Copy every line of the records below where the word "selected" occurs.

Supplied data Block Start

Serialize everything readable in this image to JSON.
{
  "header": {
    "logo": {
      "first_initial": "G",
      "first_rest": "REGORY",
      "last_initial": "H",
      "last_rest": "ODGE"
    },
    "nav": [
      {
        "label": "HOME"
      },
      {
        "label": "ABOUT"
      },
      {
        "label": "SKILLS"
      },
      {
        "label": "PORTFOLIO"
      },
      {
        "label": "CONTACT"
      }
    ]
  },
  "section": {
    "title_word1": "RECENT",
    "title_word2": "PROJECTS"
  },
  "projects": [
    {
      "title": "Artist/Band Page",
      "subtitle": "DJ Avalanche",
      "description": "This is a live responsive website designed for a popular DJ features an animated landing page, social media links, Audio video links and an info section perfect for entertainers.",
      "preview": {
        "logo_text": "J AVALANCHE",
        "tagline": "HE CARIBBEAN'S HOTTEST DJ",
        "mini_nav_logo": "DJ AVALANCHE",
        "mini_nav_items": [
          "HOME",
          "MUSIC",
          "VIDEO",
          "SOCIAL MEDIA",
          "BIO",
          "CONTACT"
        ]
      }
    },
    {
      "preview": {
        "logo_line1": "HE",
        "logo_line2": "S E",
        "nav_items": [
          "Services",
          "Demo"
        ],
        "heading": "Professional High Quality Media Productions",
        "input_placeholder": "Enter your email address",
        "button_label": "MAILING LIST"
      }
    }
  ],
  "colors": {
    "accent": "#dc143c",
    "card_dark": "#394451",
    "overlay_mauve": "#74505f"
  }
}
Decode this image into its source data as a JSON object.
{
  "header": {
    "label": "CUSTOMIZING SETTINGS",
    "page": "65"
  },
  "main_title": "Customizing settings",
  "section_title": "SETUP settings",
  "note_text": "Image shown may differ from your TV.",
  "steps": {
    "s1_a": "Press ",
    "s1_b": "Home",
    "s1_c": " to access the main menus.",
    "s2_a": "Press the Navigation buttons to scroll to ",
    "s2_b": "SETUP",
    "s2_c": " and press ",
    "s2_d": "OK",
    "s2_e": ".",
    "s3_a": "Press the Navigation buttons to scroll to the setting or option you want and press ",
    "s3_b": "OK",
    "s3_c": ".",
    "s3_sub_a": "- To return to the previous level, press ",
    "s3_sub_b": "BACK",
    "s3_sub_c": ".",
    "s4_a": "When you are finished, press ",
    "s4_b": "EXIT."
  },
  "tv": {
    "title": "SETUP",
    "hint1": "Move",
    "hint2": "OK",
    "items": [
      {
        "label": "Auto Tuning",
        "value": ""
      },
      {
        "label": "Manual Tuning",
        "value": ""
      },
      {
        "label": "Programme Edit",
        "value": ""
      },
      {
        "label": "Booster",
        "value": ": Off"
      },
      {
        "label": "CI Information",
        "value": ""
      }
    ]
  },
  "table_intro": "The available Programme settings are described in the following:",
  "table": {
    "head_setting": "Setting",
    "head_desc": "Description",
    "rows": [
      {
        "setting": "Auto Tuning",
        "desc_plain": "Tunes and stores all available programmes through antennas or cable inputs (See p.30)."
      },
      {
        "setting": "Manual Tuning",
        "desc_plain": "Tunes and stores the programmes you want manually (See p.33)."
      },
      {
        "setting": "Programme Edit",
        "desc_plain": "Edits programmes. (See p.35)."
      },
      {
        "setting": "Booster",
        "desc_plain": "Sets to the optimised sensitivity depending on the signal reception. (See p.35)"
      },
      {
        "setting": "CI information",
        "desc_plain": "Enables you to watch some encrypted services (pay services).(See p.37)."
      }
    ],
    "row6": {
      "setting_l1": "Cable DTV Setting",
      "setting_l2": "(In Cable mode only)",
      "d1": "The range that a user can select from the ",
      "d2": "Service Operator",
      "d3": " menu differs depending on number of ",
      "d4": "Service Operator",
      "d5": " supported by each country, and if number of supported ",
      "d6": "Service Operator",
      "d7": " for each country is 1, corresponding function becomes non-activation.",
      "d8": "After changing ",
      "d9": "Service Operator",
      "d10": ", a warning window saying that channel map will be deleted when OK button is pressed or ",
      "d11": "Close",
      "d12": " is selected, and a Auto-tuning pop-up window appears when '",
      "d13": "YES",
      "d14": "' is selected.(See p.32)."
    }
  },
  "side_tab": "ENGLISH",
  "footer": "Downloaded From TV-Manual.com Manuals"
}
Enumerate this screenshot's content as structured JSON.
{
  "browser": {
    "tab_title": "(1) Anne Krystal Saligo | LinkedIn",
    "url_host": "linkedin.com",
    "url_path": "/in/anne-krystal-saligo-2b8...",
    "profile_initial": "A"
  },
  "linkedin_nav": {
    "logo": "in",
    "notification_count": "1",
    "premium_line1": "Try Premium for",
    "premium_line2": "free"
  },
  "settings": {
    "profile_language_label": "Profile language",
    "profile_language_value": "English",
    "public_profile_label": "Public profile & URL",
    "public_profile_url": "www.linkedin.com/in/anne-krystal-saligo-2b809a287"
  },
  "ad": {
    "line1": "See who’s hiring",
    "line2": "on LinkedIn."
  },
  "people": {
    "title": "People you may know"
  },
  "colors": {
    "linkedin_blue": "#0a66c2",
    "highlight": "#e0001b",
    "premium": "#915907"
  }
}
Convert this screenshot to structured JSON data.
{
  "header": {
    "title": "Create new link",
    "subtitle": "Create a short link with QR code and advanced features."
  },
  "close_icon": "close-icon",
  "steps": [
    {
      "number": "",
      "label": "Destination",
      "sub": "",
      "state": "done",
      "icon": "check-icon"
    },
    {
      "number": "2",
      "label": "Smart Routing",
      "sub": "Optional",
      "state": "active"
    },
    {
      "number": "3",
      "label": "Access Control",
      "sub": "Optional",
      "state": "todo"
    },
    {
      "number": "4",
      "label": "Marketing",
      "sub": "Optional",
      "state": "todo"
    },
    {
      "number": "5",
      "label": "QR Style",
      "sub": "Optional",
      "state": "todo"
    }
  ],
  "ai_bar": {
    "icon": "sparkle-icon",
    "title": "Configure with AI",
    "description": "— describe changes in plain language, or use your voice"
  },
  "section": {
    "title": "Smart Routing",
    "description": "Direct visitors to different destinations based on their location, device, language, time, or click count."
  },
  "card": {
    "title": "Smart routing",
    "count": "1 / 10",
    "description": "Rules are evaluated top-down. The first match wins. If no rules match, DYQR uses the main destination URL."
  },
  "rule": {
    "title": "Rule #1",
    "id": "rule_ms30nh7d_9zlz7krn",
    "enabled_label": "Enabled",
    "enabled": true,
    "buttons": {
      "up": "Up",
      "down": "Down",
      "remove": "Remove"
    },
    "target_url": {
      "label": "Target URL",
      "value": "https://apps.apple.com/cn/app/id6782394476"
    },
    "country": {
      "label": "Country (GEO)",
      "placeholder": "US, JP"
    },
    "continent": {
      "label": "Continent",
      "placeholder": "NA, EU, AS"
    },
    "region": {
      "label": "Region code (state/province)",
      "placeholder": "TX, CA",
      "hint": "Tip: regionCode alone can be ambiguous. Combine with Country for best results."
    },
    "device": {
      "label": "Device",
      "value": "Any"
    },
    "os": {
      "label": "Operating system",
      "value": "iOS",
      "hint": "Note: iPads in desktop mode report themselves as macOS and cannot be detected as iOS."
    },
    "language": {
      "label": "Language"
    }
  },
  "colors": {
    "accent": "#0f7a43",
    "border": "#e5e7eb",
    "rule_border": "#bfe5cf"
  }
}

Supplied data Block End

* **Answer to the problem**:
      "d12": " is selected, and a Auto-tuning pop-up window appears when '",
      "d14": "' is selected.(See p.32)."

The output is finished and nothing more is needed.